Timing is key. Find out when your audience is active. I did this by studying my own site analytics and monitoring traffic for several weeks. My site traffic is highest between 9am-11am central time. I not only study when my traffic is highest but I also examine average time spent on the site, knowing that is the time when my audience is not only online but idly browsing the internet (in other words, they have time to randomly click on links). I do not post in the evening (as you can see, one of these posts was done in the evening and suffered mightily for it). I do not post on weekends. I do not like green eggs and ham. I do not like them, Sam-I-Am. Your mileage may vary here… Rely on your own numbers and post accordingly. There is no right answer for everyone, as all our audiences are different.
A strategy used by the social team at work is posting during key idle times for your audience. Is a big football game happening that your audience is surely watching? Post just moments before halftime of the game. Is your audience huge Game of Thrones fans? Consider posting just minutes before the episode ends, as people are probably going to pick up their phones and tablets once the credits begin to roll. Try different strategies, go granular and post smarter, not more often. You might be surprised by the results.
2. There’s a reason clickbait exists. It works.
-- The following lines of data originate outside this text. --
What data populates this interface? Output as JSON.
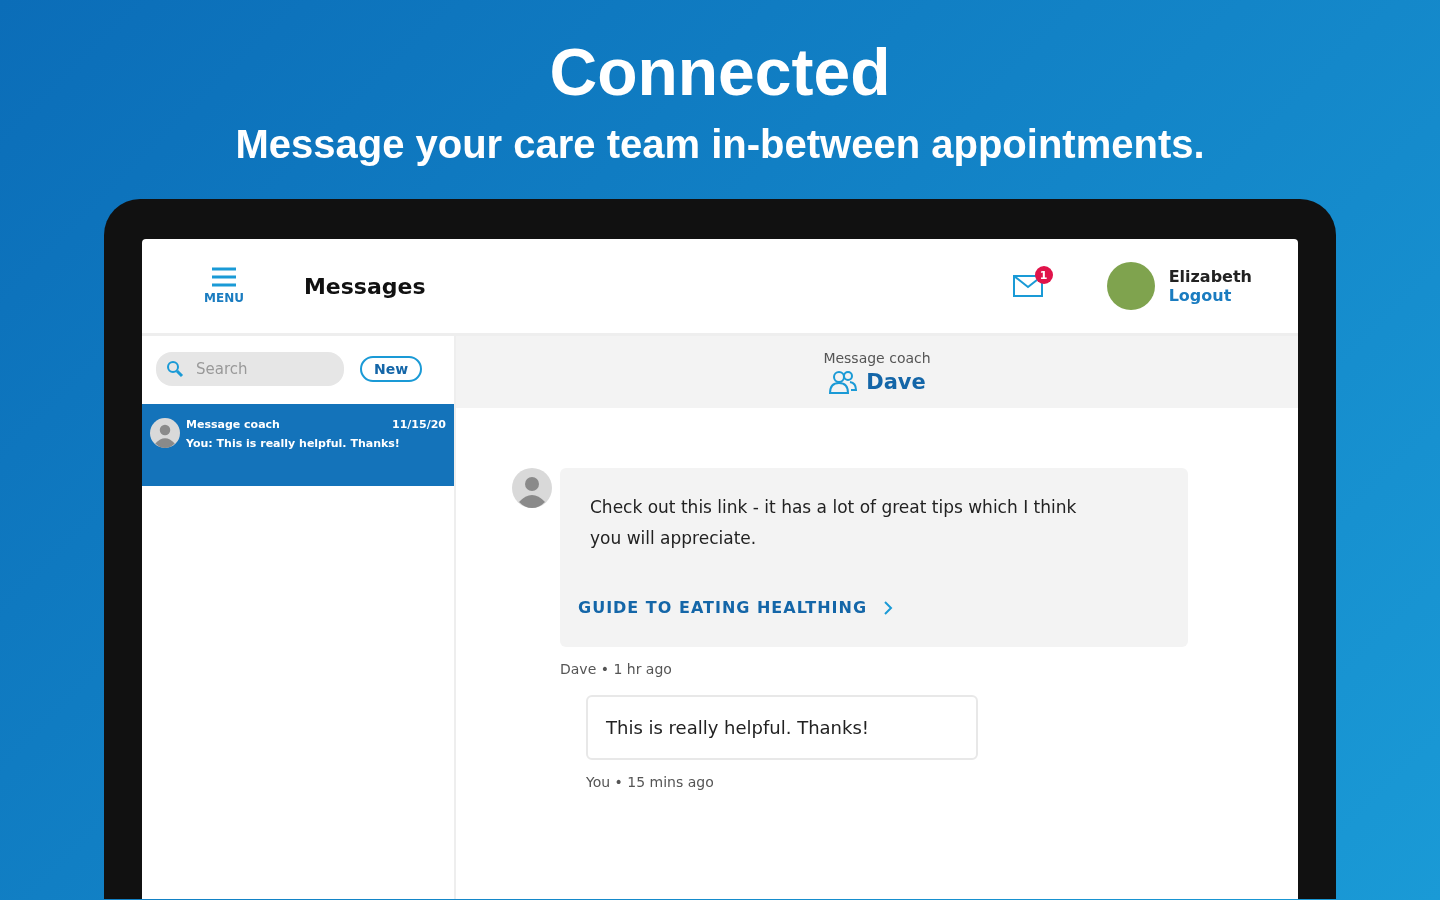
{
  "headline": "Connected",
  "subheadline": "Message your care team in-between appointments.",
  "header": {
    "menu_label": "MENU",
    "title": "Messages",
    "unread_badge": "1",
    "user_name": "Elizabeth",
    "logout": "Logout"
  },
  "sidebar": {
    "search": {
      "placeholder": "Search"
    },
    "new_button": "New",
    "conversations": [
      {
        "title": "Message coach",
        "preview": "You: This is really helpful. Thanks!",
        "date": "11/15/20",
        "selected": true
      }
    ]
  },
  "chat": {
    "subtitle": "Message coach",
    "name": "Dave",
    "messages": [
      {
        "kind": "received",
        "text": "Check out this link - it has a lot of great tips which I think you will appreciate.",
        "link": "GUIDE TO EATING HEALTHING",
        "meta": "Dave • 1 hr ago"
      },
      {
        "kind": "sent",
        "text": "This is really helpful. Thanks!",
        "meta": "You • 15 mins ago"
      }
    ]
  }
}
I abhor clickbait. It’s one of the plagues of the modern internet… But it’s successful, which is why it exists. Thankfully, you don’t need to be an awful person to use the best parts of clickbaiting; you can use the best elements without being a social troll. You don’t need to use “See this amazing thing! You won’t believe your eyes what happens next!” to be successful in social media but you do need to spur curiosity. For example, in one of my articles I could have listed which players were cut from the Twins MLB roster during Spring Training in the link description. I didn’t. I mentioned players were cut but didn’t go into detail, which spurred reader curiosity. Curiosity spurs clicks. Clicks further engagement. Everybody wins. Of course, this is only key if your content is good. Don’t be a clickbait dick (a dickbait?). Provide something quality on the other side of that click.
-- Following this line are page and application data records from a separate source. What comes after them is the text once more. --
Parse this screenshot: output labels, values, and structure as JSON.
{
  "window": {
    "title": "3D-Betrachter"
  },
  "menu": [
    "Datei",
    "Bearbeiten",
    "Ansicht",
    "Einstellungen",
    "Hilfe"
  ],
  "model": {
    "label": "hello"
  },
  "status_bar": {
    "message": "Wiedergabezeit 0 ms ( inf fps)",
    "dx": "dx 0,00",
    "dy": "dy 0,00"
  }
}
On this site, the average post gets 2-4 likes, despite reaching several hundred people… But it’s getting a ton of clicks (between 40-70 clicks on average), which is ramping up the link’s reach to 50% or better. What this tells me is that likes have been relegated to persona non grata status in the new algorithm. What matters is shares and clicks; do whatever you can to get users to meaningfully engage with your link. Focus on what interests your readers when they’re most active and try to milk as many clicks and shares as possible. Post when they have free time to engage with your link and share it. Focus on your link text blurb and make it as interesting as possible to spur curiosity. That’s what is going to make the algorithm work for you instead of against you.
4. High quality, relevant images are your friend.
Users love images so be sure to use a good one for your links. This should be common sense but posting an entire page might not be the best option if you’re a comic creator. Posting your logo is a huge no-no. If possible, create an image based on the most dynamic part of your page and show that to readers. Again, it’s all about the clicks. Couple solid, interesting text with a solid, interesting thumbnail to help convince readers that your link is worth reading.
As I mentioned earlier, I’m far from a social media expert but I’m getting better at it. There are surely other – more advanced – tricks to getting Facebook to work for you and as I learn more about success stories from the social team here at work, I will incorporate those strategies into my own pages. But if you’re really struggling with Facebook’s new reach algorithm, it doesn’t hurt to re-examine your own posts and see if some of the fault lies with you, not Facebook.